--- RECORDS FOR THIS TASK Enclosed Below ---
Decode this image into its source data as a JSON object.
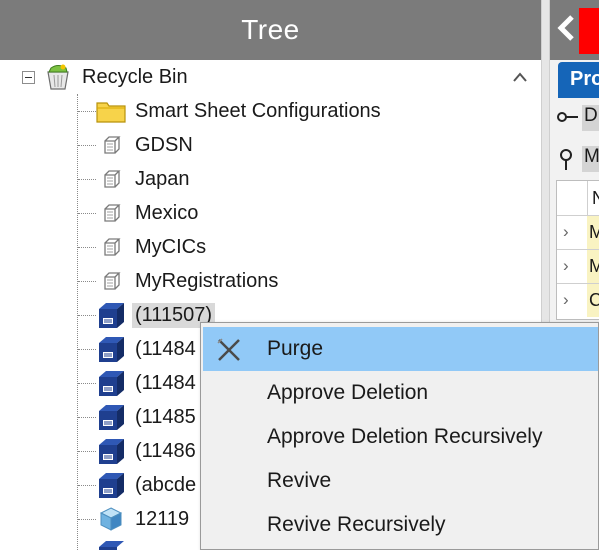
{
  "tree": {
    "title": "Tree",
    "items": [
      {
        "label": "Recycle Bin",
        "icon": "recycle-bin-icon"
      },
      {
        "label": "Smart Sheet Configurations",
        "icon": "folder-icon"
      },
      {
        "label": "GDSN",
        "icon": "cube-outline-icon"
      },
      {
        "label": "Japan",
        "icon": "cube-outline-icon"
      },
      {
        "label": "Mexico",
        "icon": "cube-outline-icon"
      },
      {
        "label": "MyCICs",
        "icon": "cube-outline-icon"
      },
      {
        "label": "MyRegistrations",
        "icon": "cube-outline-icon"
      },
      {
        "label": "(111507)",
        "icon": "blue-product-icon",
        "selected": true
      },
      {
        "label": "(11484",
        "icon": "blue-product-icon"
      },
      {
        "label": "(11484",
        "icon": "blue-product-icon"
      },
      {
        "label": "(11485",
        "icon": "blue-product-icon"
      },
      {
        "label": "(11486",
        "icon": "blue-product-icon"
      },
      {
        "label": "(abcde",
        "icon": "blue-product-icon"
      },
      {
        "label": "12119",
        "icon": "cube-3d-icon"
      }
    ]
  },
  "right_panel": {
    "tab_label": "Pro",
    "rows": [
      "D",
      "M"
    ],
    "table_header": "N",
    "table_rows": [
      "M",
      "M",
      "C"
    ]
  },
  "context_menu": {
    "items": [
      {
        "label": "Purge",
        "icon": "purge-x-icon",
        "highlighted": true
      },
      {
        "label": "Approve Deletion"
      },
      {
        "label": "Approve Deletion Recursively"
      },
      {
        "label": "Revive"
      },
      {
        "label": "Revive Recursively"
      }
    ]
  },
  "colors": {
    "header_bg": "#7b7b7b",
    "menu_highlight": "#91c9f7",
    "tab_blue": "#1565b8",
    "product_blue": "#1f3f8f",
    "accent_red": "#ff0000"
  }
}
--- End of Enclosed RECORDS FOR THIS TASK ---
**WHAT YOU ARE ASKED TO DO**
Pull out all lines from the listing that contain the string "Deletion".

**WRITTEN SOLUTION**
        "label": "Approve Deletion"
        "label": "Approve Deletion Recursively"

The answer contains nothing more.